By Shelby Lofton
The intersections of Granada Hills Charter High School’s (GHCHS) main thoroughfare, Zelzah Ave. with Kingsbury St., San Jose St., and Devonshire St. have been locations of terror, risk-taking, and near-tragic moments for drivers and pedestrians alike.
Death-defying moments of leaping off the sidewalk into heavy traffic occur each day at Los Angeles high schools. Whether it’s the rumor mill at GHCHS or a NBC 5 o’clock newscast, local stories of broken bones, hit-and-runs, and even fatalities are not out of the ordinary.
Most recently, Kennedy High School senior Philo Ragni was tragically killed by a Los Angeles Department of Water and Power (LADWP) vehicle a block away from his high school in Granada Hills on February 18. Parents at the scene expressed their concern for the lack of street safety at schools.
“These kids don’t have helmets or brakes, and it scares the hell out of me,” Kennedy parent Vera Rabadi said to KTLA.
Though many GHCHS students had connections to this tragedy, accidents have occurred much closer to home. GHCHS junior Nathalia Gatdula was involved in a hit-and-run on January 21, 2015 after stepping out on to San Jose St.
After an ordinary school day, the cheerleader was hit by an unidentified male driver and suffered a broken pelvic bone and a minor concussion. Friends walking close behind were the first to alert 911 of the accident. Due to the severity of her wounds, Gatdula went on a month long absence from school and had to complete her assignments with an in-home teacher.
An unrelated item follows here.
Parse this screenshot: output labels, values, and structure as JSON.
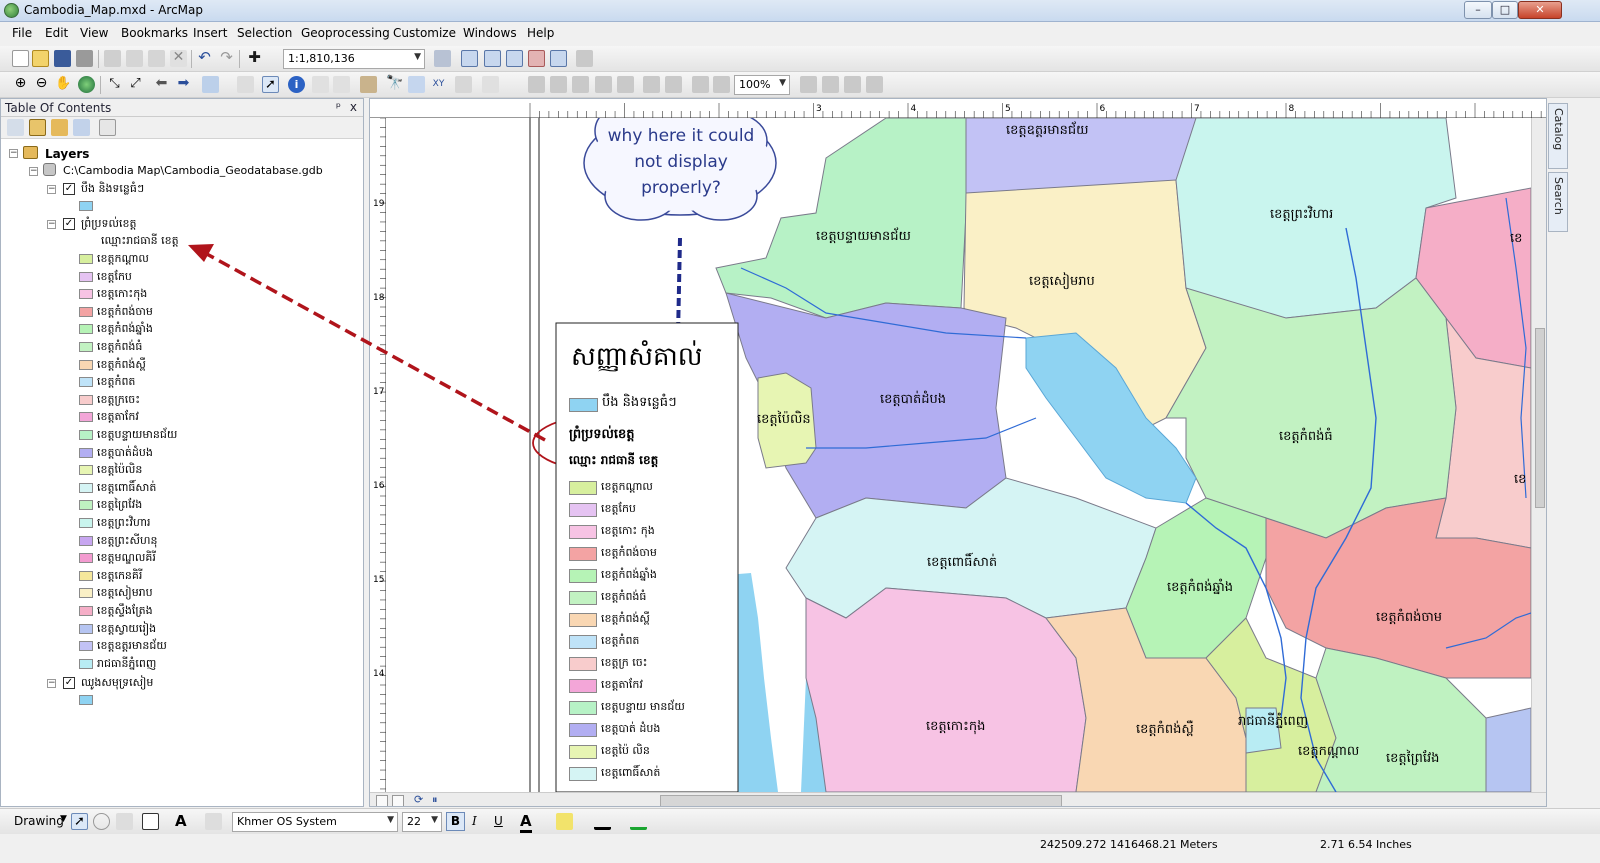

“It was hard. I realized how important school was. I realized how hard it is to not to be able to go to school, see your classmates or to interact with others,” Gatdula said.
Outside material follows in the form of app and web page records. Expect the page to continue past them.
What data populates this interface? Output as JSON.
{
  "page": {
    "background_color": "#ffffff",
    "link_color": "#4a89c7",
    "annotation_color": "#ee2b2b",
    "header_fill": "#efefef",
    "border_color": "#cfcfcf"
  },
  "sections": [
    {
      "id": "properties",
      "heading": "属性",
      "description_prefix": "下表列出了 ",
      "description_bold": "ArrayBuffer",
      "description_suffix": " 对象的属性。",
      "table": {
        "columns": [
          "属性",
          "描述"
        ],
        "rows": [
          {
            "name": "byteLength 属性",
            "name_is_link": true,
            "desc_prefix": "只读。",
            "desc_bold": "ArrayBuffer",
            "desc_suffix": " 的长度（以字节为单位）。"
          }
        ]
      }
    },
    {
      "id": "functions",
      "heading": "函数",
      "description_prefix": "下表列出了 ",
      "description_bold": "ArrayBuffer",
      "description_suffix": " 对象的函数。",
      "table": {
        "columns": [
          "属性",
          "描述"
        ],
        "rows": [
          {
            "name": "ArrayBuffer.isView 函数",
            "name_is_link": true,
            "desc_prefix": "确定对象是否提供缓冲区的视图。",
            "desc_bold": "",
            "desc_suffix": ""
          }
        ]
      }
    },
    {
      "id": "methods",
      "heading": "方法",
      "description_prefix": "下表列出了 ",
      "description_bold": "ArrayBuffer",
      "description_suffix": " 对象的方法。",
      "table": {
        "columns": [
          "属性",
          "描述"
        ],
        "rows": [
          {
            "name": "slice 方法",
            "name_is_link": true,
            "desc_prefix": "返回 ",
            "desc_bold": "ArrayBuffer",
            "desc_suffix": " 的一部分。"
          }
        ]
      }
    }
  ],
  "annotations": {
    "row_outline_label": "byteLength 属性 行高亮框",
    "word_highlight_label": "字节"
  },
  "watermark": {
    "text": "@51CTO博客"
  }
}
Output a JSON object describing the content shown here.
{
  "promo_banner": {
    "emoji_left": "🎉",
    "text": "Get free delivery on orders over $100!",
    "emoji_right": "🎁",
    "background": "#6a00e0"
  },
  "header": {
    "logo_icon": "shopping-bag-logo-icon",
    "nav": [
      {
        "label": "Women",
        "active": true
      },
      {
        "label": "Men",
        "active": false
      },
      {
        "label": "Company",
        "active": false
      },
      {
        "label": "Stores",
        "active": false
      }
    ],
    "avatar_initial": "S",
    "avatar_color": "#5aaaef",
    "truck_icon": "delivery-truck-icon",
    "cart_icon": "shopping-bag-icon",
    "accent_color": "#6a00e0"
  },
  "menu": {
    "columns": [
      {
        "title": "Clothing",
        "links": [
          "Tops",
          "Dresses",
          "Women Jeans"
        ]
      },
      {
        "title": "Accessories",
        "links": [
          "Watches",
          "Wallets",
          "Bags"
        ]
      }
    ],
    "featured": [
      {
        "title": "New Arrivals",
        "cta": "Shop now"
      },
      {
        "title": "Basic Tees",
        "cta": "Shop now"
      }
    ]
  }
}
Besides trauma, Gatdula had some important take-always from the accident.
“Since I drive, I understand a pedestrian’s view and a driver’s view, and pedestrians shouldn’t be stupid enough to jaywalk. If you’re in a crosswalk, it’s the driver’s fault, because it’s your right of way. And, look both ways!” Gatdula said.
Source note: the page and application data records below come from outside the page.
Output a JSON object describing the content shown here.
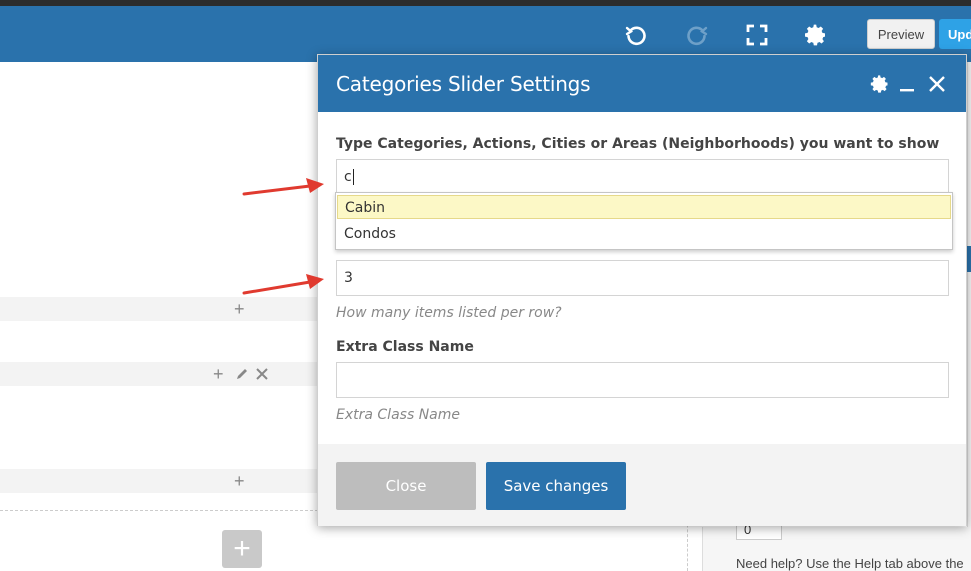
{
  "toolbar": {
    "preview_label": "Preview",
    "update_label": "Update"
  },
  "modal": {
    "title": "Categories Slider Settings",
    "field_categories": {
      "label": "Type Categories, Actions, Cities or Areas (Neighborhoods) you want to show",
      "value": "c"
    },
    "autocomplete": [
      "Cabin",
      "Condos"
    ],
    "field_per_row": {
      "value": "3",
      "hint": "How many items listed per row?"
    },
    "field_extra_class": {
      "label": "Extra Class Name",
      "value": "",
      "hint": "Extra Class Name"
    },
    "close_label": "Close",
    "save_label": "Save changes"
  },
  "right_panel": {
    "number_value": "0",
    "help_text": "Need help? Use the Help tab above the"
  },
  "colors": {
    "toolbar": "#2a72ac",
    "accent_update": "#2ea2e6",
    "arrow": "#e03a2f",
    "highlight": "#fcf8c6"
  }
}
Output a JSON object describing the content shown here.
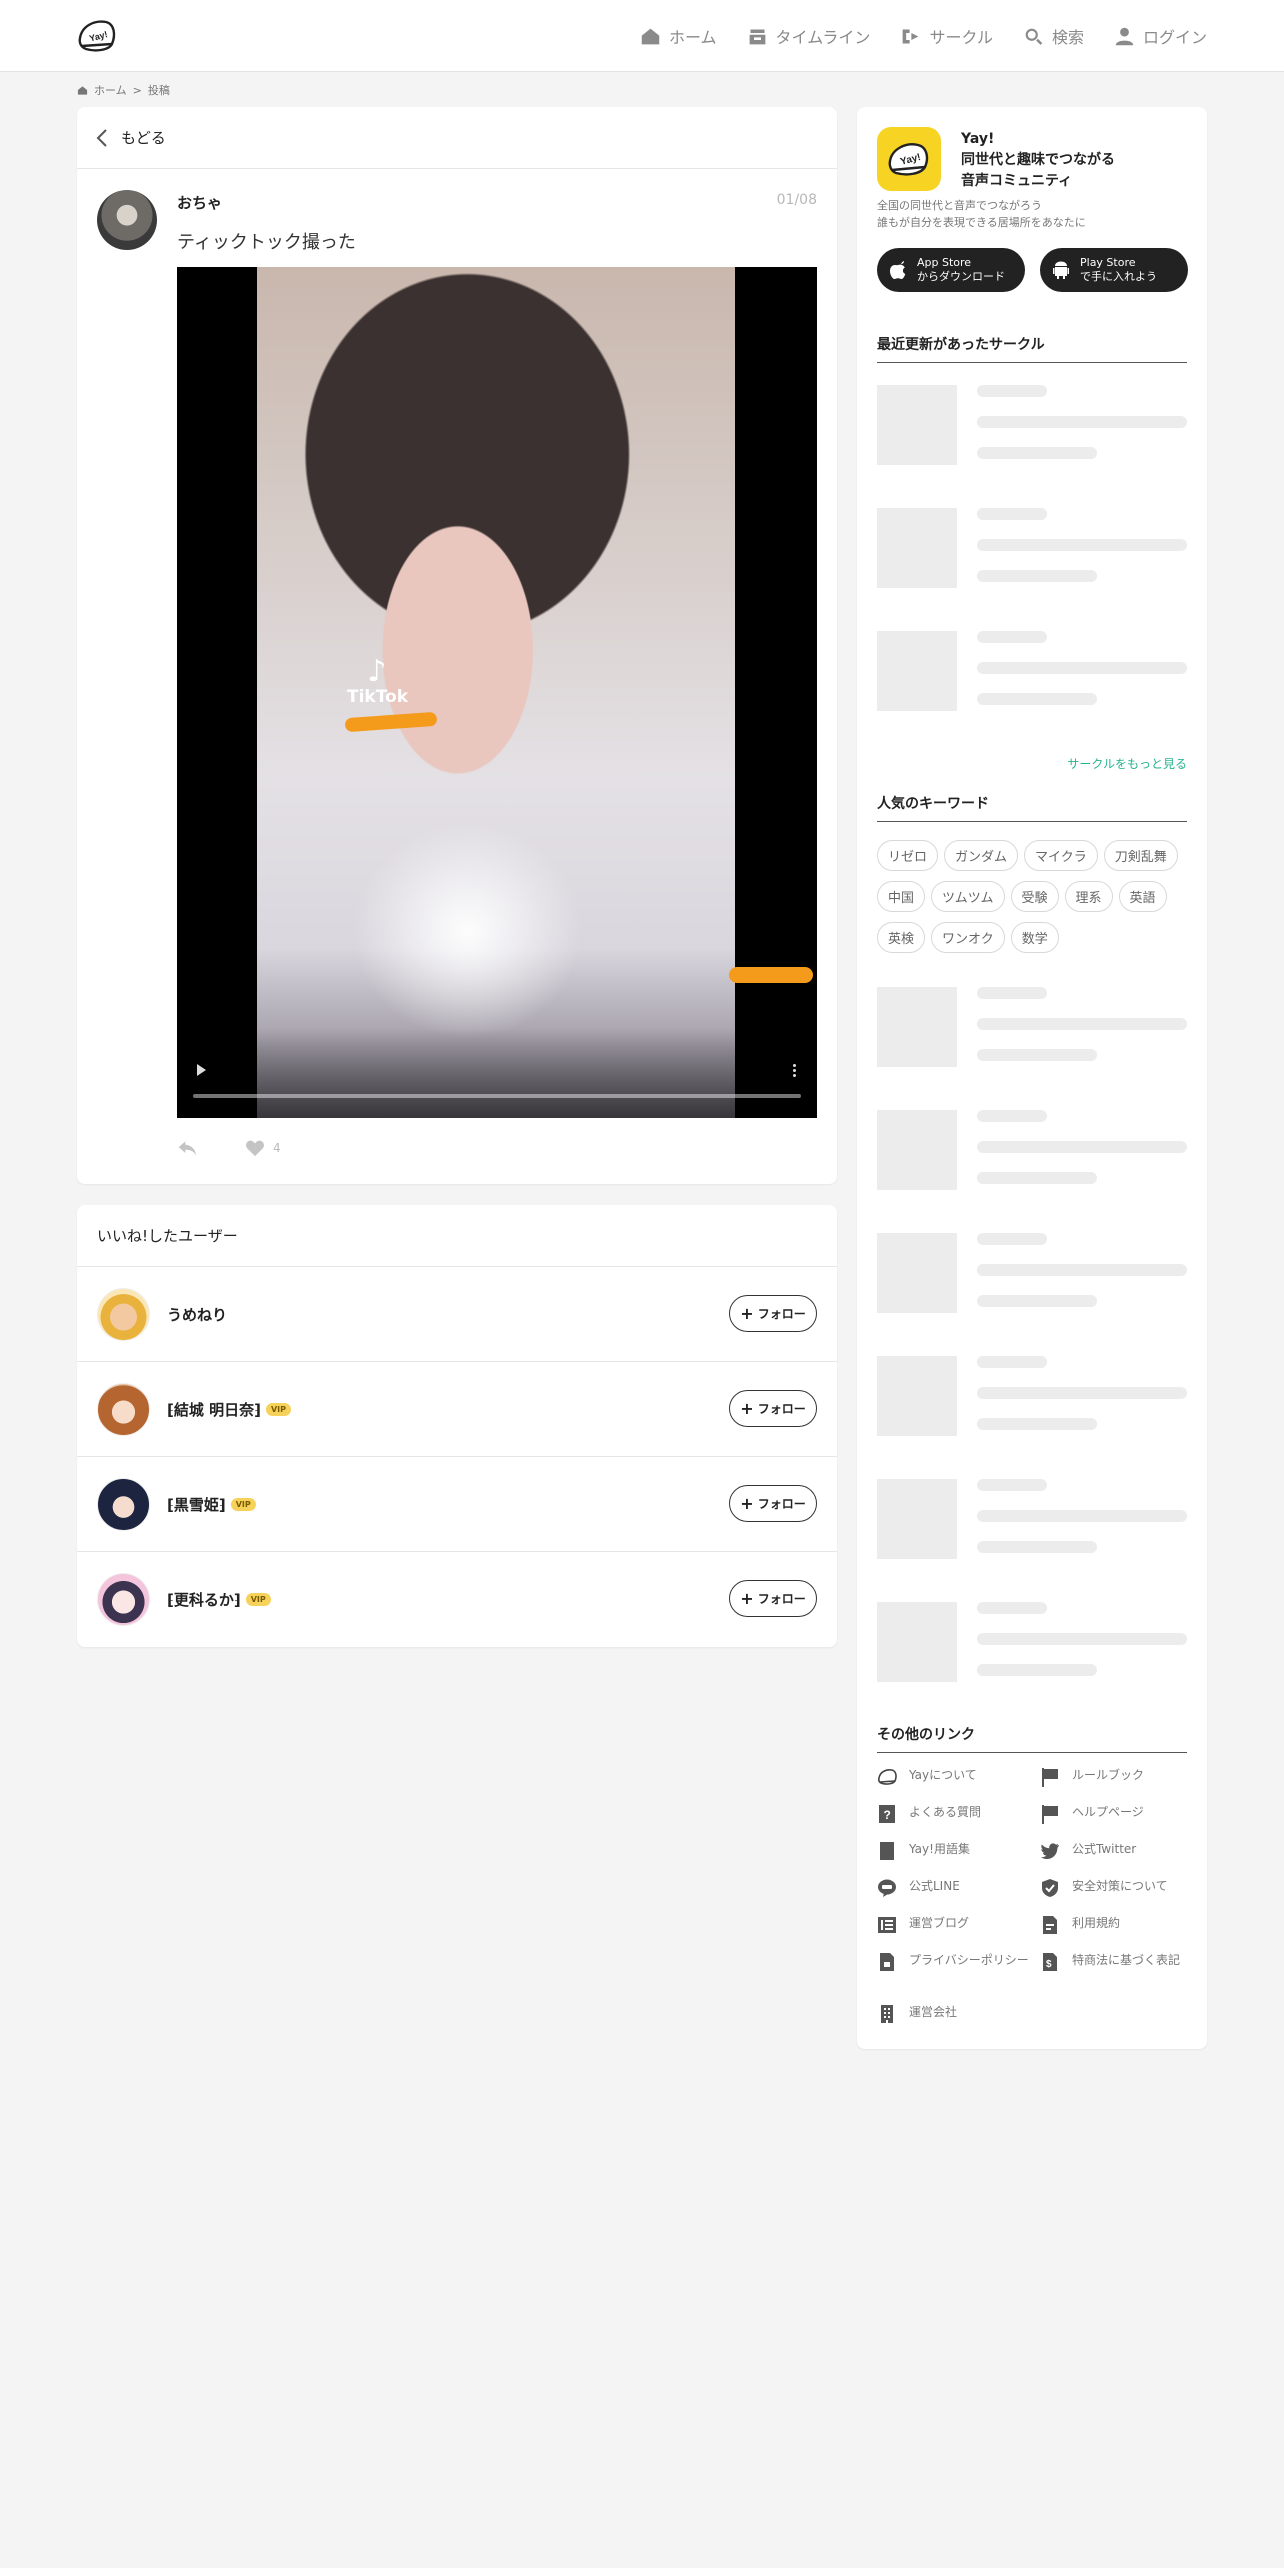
{
  "header": {
    "nav": [
      {
        "label": "ホーム",
        "icon": "home-icon"
      },
      {
        "label": "タイムライン",
        "icon": "timeline-icon"
      },
      {
        "label": "サークル",
        "icon": "circle-icon"
      },
      {
        "label": "検索",
        "icon": "search-icon"
      },
      {
        "label": "ログイン",
        "icon": "user-icon"
      }
    ]
  },
  "breadcrumb": {
    "home": "ホーム",
    "separator": ">",
    "current": "投稿"
  },
  "post": {
    "back_label": "もどる",
    "username": "おちゃ",
    "date": "01/08",
    "text": "ティックトック撮った",
    "video_watermark": "TikTok",
    "like_count": "4"
  },
  "likes": {
    "title": "いいね!したユーザー",
    "follow_label": "フォロー",
    "vip_label": "VIP",
    "users": [
      {
        "name": "うめねり",
        "vip": false
      },
      {
        "name": "⁅結城 明日奈⁆",
        "vip": true
      },
      {
        "name": "⁅黒雪姫⁆",
        "vip": true
      },
      {
        "name": "⁅更科るか⁆",
        "vip": true
      }
    ]
  },
  "sidebar": {
    "app_name_lines": [
      "Yay!",
      "同世代と趣味でつながる",
      "音声コミュニティ"
    ],
    "app_desc_lines": [
      "全国の同世代と音声でつながろう",
      "誰もが自分を表現できる居場所をあなたに"
    ],
    "app_store": {
      "line1": "App Store",
      "line2": "からダウンロード"
    },
    "play_store": {
      "line1": "Play Store",
      "line2": "で手に入れよう"
    },
    "recent_circles_title": "最近更新があったサークル",
    "more_circles": "サークルをもっと見る",
    "keywords_title": "人気のキーワード",
    "keywords": [
      "リゼロ",
      "ガンダム",
      "マイクラ",
      "刀剣乱舞",
      "中国",
      "ツムツム",
      "受験",
      "理系",
      "英語",
      "英検",
      "ワンオク",
      "数学"
    ],
    "other_links_title": "その他のリンク",
    "links": [
      {
        "label": "Yayについて",
        "icon": "yay-logo-icon"
      },
      {
        "label": "ルールブック",
        "icon": "flag-icon"
      },
      {
        "label": "よくある質問",
        "icon": "question-icon"
      },
      {
        "label": "ヘルプページ",
        "icon": "flag-icon"
      },
      {
        "label": "Yay!用語集",
        "icon": "book-icon"
      },
      {
        "label": "公式Twitter",
        "icon": "twitter-icon"
      },
      {
        "label": "公式LINE",
        "icon": "line-icon"
      },
      {
        "label": "安全対策について",
        "icon": "shield-icon"
      },
      {
        "label": "運営ブログ",
        "icon": "blog-icon"
      },
      {
        "label": "利用規約",
        "icon": "document-icon"
      },
      {
        "label": "プライバシーポリシー",
        "icon": "lock-document-icon"
      },
      {
        "label": "特商法に基づく表記",
        "icon": "dollar-document-icon"
      },
      {
        "label": "運営会社",
        "icon": "building-icon"
      }
    ]
  },
  "colors": {
    "accent_green": "#27b48f",
    "brand_yellow": "#f7d323",
    "vip": "#f7d25b"
  }
}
Nathalia Gatdula is one of several students at GHCHS who have experienced trauma at the traffic stop. Seniors Justine Phan and Matthew De Belen were also involved in a crash at the student crosswalk on Zelzah Ave. and Kingsbury St. on November 14, 2013.
“We were at the volleyball game and we left to get food. There were no cars on one side. The light started flashing, so we started walking. Then when we were almost halfway across, a car on the left started honking. Then I just got hit,” De Belen said.
Thankfully for Phan, De Belen’s instincts kicked in at the moment of the collision and he pushed Justine out of the way.
“I may have punched Justine on accident!” De Belen sheepishly admitted.
A moment of last minute reflexes may have saved the pair from more extensive injuries. Phan ended up with a minor bruise and bloody nose from the accidental punch while De Belen suffered a concussion and extensive bruising.
“I don’t remember anything. I just remember laying on the floor thinking, ‘My mom is going to kill me!’” Phan added. Unlike Gatdula, the man behind the wheel at Kingsbury St. and Zelzah Ave. came to Phan and De Belen’s side moments after. Several witnesses rushed to the victims’ sides and provided blankets and wet rags. An ambulance arrived almost immediately.
Such swift action taken by GHCHS students and community members allowed medical personnel to deal with the victims accordingly. Phan and De Belen, juniors at the time, also experienced troubles with schoolwork when they returned to school.
“The problem was, it was during November. When I came back, it was finals week, and I still had to take the final tests. It was pretty bad.”
These students advise their peers to avoid Zelzah Ave., especially when it’s busy. Phan and De Belen, along with several other members of the GHCHS student body argue that the student crosswalk at Zelzah Ave. and Kingsbury St. is not at all safe because it does not have a stop light, therefore drivers are likely to blaze through it.
“Slow down. Be aware. Someone is going to make a mistake but it’s going to cost you your life,” De Belen warns.
“Don’t assume people are going to stop for you,” Phan cautions. We often automatically villainze the driver in an acccident, but pedestrians need to pay just as much attention to their surroundings to keep themselves safe. So pay attention and be safe, GHCHS.